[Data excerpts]

========

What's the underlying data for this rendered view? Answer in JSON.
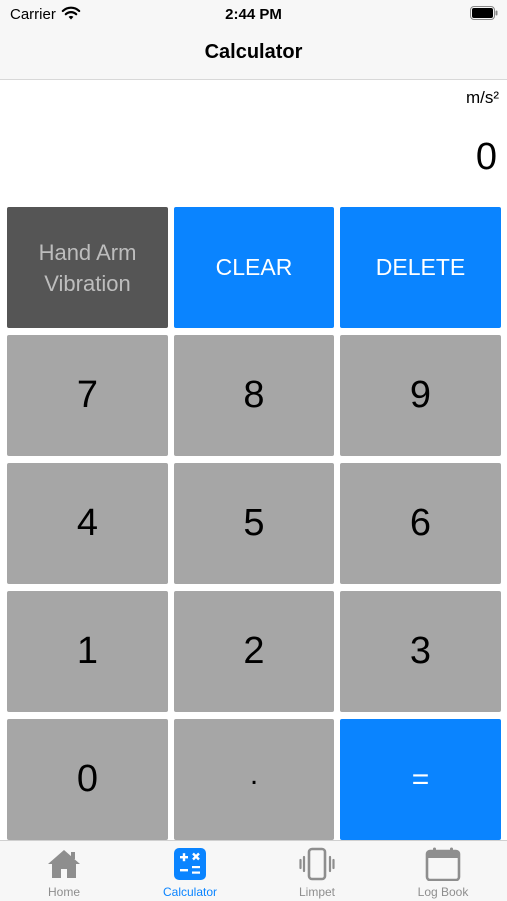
{
  "status_bar": {
    "carrier": "Carrier",
    "time": "2:44 PM"
  },
  "nav": {
    "title": "Calculator"
  },
  "display": {
    "unit": "m/s²",
    "value": "0"
  },
  "keypad": {
    "mode": {
      "line1": "Hand Arm",
      "line2": "Vibration"
    },
    "clear": "CLEAR",
    "delete": "DELETE",
    "k7": "7",
    "k8": "8",
    "k9": "9",
    "k4": "4",
    "k5": "5",
    "k6": "6",
    "k1": "1",
    "k2": "2",
    "k3": "3",
    "k0": "0",
    "dot": ".",
    "equals": "="
  },
  "tabs": [
    {
      "label": "Home",
      "icon": "home-icon",
      "active": false
    },
    {
      "label": "Calculator",
      "icon": "calculator-icon",
      "active": true
    },
    {
      "label": "Limpet",
      "icon": "vibrating-phone-icon",
      "active": false
    },
    {
      "label": "Log Book",
      "icon": "calendar-icon",
      "active": false
    }
  ],
  "colors": {
    "accent_blue": "#0a84ff",
    "key_gray": "#a6a6a6",
    "mode_dark": "#555555",
    "tab_inactive": "#8e8e8e"
  }
}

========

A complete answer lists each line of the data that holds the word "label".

◆ SOLVED EXERCISE ◆
      "label": "Home",
      "label": "Calculator",
      "label": "Limpet",
      "label": "Log Book",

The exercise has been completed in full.